Ismaili theology has been an ever-evolving enterprise undertaken by various scholars and thinkers throughout the centuries.
Read more – Dated: July 11, 2017
The Islamic Monthly (TIM) is an independent, nonreligious, U.S. based hybrid print and digital publication that fosters discussion on a broad range of issues and concerns related to the modern world and has been he recipient of several awards. TIM’s editor-in-chief is Amina Chaudary and its Advisory Board includes Karen Armstrong, Noah Feldman, and Sherman Jackson.

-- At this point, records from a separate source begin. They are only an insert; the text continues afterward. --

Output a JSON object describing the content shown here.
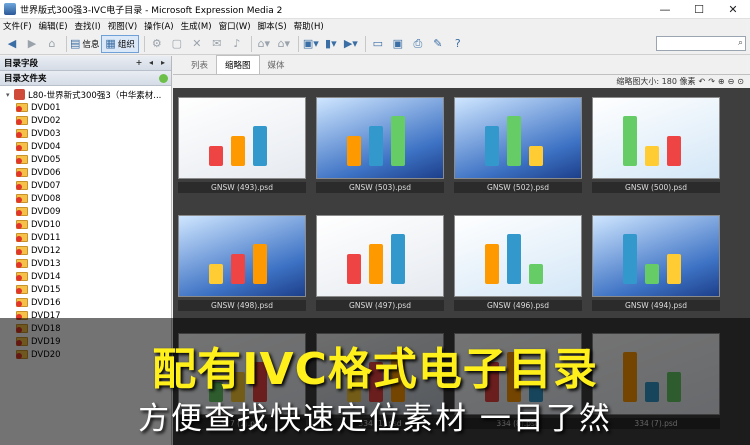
{
  "window": {
    "title": "世界版式300强3-IVC电子目录 - Microsoft Expression Media 2",
    "minimize": "—",
    "maximize": "☐",
    "close": "✕"
  },
  "menu": [
    "文件(F)",
    "编辑(E)",
    "查找(I)",
    "视图(V)",
    "操作(A)",
    "生成(M)",
    "窗口(W)",
    "脚本(S)",
    "帮助(H)"
  ],
  "toolbar": {
    "info_label": "信息",
    "organize_label": "组织",
    "search_placeholder": ""
  },
  "left_panel": {
    "header1": "目录字段",
    "header2": "目录文件夹",
    "root": "L80-世界新式300强3（中华素材...",
    "folders": [
      "DVD01",
      "DVD02",
      "DVD03",
      "DVD04",
      "DVD05",
      "DVD06",
      "DVD07",
      "DVD08",
      "DVD09",
      "DVD10",
      "DVD11",
      "DVD12",
      "DVD13",
      "DVD14",
      "DVD15",
      "DVD16",
      "DVD17",
      "DVD18",
      "DVD19",
      "DVD20"
    ]
  },
  "tabs": [
    "列表",
    "缩略图",
    "媒体"
  ],
  "thumb_bar": {
    "size_text": "缩略图大小: 180 像素"
  },
  "thumbnails": [
    {
      "label": "GNSW (493).psd"
    },
    {
      "label": "GNSW (503).psd"
    },
    {
      "label": "GNSW (502).psd"
    },
    {
      "label": "GNSW (500).psd"
    },
    {
      "label": "GNSW (498).psd"
    },
    {
      "label": "GNSW (497).psd"
    },
    {
      "label": "GNSW (496).psd"
    },
    {
      "label": "GNSW (494).psd"
    },
    {
      "label": "327 (1).psd"
    },
    {
      "label": "334 (1).psd"
    },
    {
      "label": "334 (8).psd"
    },
    {
      "label": "334 (7).psd"
    }
  ],
  "overlay": {
    "line1": "配有IVC格式电子目录",
    "line2": "方便查找快速定位素材 一目了然"
  }
}
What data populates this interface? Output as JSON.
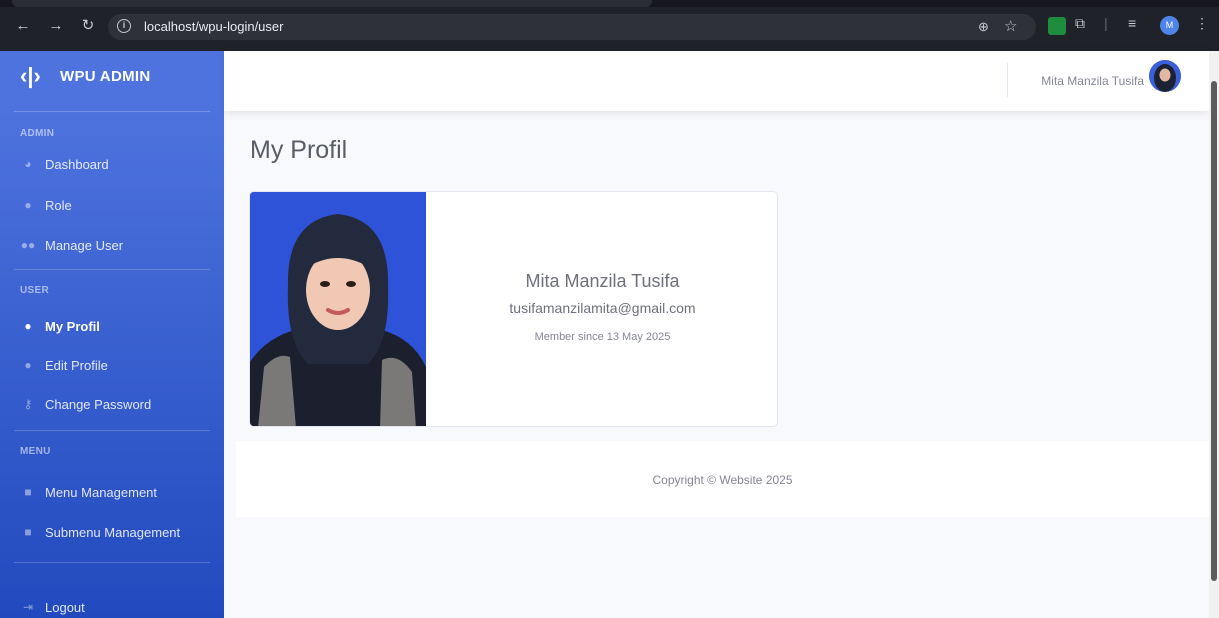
{
  "browser": {
    "url": "localhost/wpu-login/user",
    "profile_initial": "M"
  },
  "sidebar": {
    "brand_logo": "‹|›",
    "brand_text": "WPU ADMIN",
    "sections": {
      "admin_heading": "ADMIN",
      "user_heading": "USER",
      "menu_heading": "MENU"
    },
    "items": [
      {
        "label": "Dashboard",
        "icon": "dashboard-icon"
      },
      {
        "label": "Role",
        "icon": "user-tie-icon"
      },
      {
        "label": "Manage User",
        "icon": "users-icon"
      },
      {
        "label": "My Profil",
        "icon": "user-icon",
        "active": true
      },
      {
        "label": "Edit Profile",
        "icon": "user-edit-icon"
      },
      {
        "label": "Change Password",
        "icon": "key-icon"
      },
      {
        "label": "Menu Management",
        "icon": "folder-icon"
      },
      {
        "label": "Submenu Management",
        "icon": "folder-open-icon"
      },
      {
        "label": "Logout",
        "icon": "logout-icon"
      }
    ]
  },
  "topbar": {
    "user_name": "Mita Manzila Tusifa"
  },
  "main": {
    "page_title": "My Profil",
    "profile": {
      "name": "Mita Manzila Tusifa",
      "email": "tusifamanzilamita@gmail.com",
      "member_since": "Member since 13 May 2025"
    }
  },
  "footer": {
    "copyright": "Copyright © Website 2025"
  },
  "colors": {
    "sidebar_top": "#4e73df",
    "sidebar_bottom": "#224abe",
    "photo_bg": "#2f53d8"
  }
}
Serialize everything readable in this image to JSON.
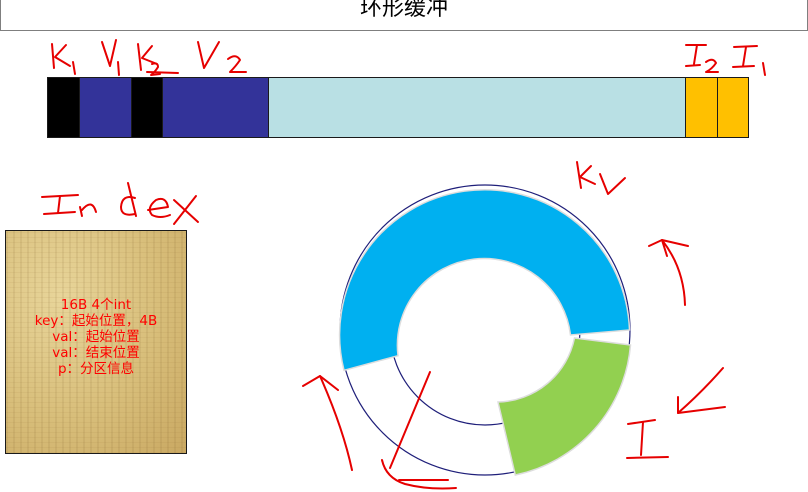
{
  "title": "环形缓冲",
  "buffer": {
    "segments": [
      {
        "id": "k1",
        "color": "#000000"
      },
      {
        "id": "v1",
        "color": "#333399"
      },
      {
        "id": "k2",
        "color": "#000000"
      },
      {
        "id": "v2",
        "color": "#333399"
      },
      {
        "id": "free",
        "color": "#b9e0e4"
      },
      {
        "id": "i2",
        "color": "#ffc000"
      },
      {
        "id": "i1",
        "color": "#ffc000"
      }
    ]
  },
  "handwritten_labels": [
    "k1",
    "V1",
    "k2",
    "V2",
    "I2",
    "I1",
    "Index",
    "KV",
    "I"
  ],
  "index_card": {
    "lines": [
      "16B  4个int",
      "key：起始位置，4B",
      "val：起始位置",
      "val：结束位置",
      "p：分区信息"
    ]
  },
  "ring": {
    "colors": {
      "kv": "#00b0f0",
      "index": "#92d050",
      "empty": "#ffffff",
      "outline": "#1f1f7a"
    }
  },
  "colors": {
    "ink": "#e60000"
  }
}
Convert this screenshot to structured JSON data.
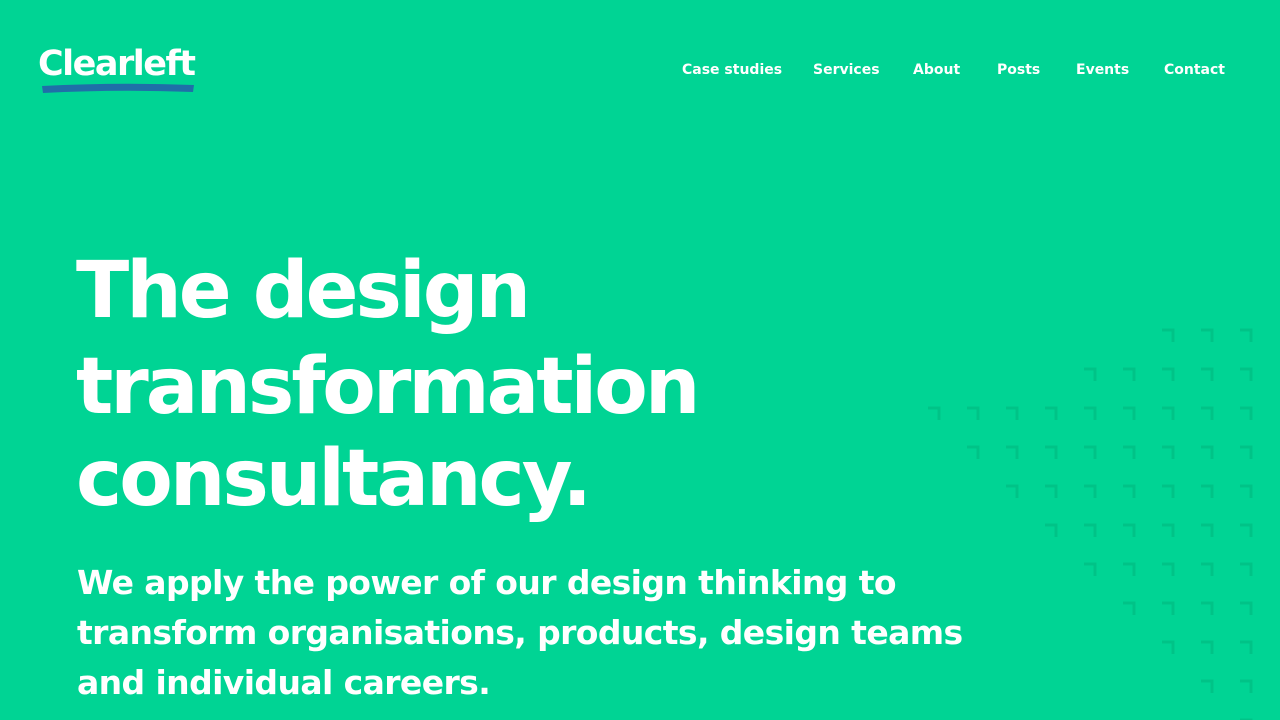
{
  "logo": {
    "text": "Clearleft"
  },
  "nav": {
    "items": [
      {
        "label": "Case studies"
      },
      {
        "label": "Services"
      },
      {
        "label": "About"
      },
      {
        "label": "Posts"
      },
      {
        "label": "Events"
      },
      {
        "label": "Contact"
      }
    ]
  },
  "hero": {
    "headline_lines": [
      "The design",
      "transformation",
      "consultancy."
    ],
    "intro_lines": [
      "We apply the power of our design thinking to",
      "transform organisations, products, design teams",
      "and individual careers."
    ]
  },
  "colors": {
    "background": "#00d494",
    "text": "#ffffff",
    "logo_swoosh": "#1f6fa8",
    "pattern_mark": "#00c387"
  }
}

Khalil Andani is a SSHRC Fellow and doctoral (Ph.D) candidate in Islamic studies at Harvard University focusing on Islamic theology, philosophy, and intellectual history and holds a Master of Theological Studies degree (MTS 2014) from Harvard Divinity School. His publications include a forthcoming article about the Ismaili influence on al-Ghazali’s cosmology in the Oxford Journal of Islamic Studies, two peer reviewed articles on the Survey of Ismaili Studies in Religion Compass, a chapter on Nasir-i Khusraw’s Ismaili philosophy in the The Oxford Handbook of Islamic Philosophy, and two articles comparing Ismaili cosmology and the Christian metaphysics of Meister Eckhart in Sacred Web. Khalil is also a Chartered Professional Accountant (CA-CPA) and has completed Bachelor of Mathematics (BMath) and Master of Accounting degrees at the University of Waterloo (2008).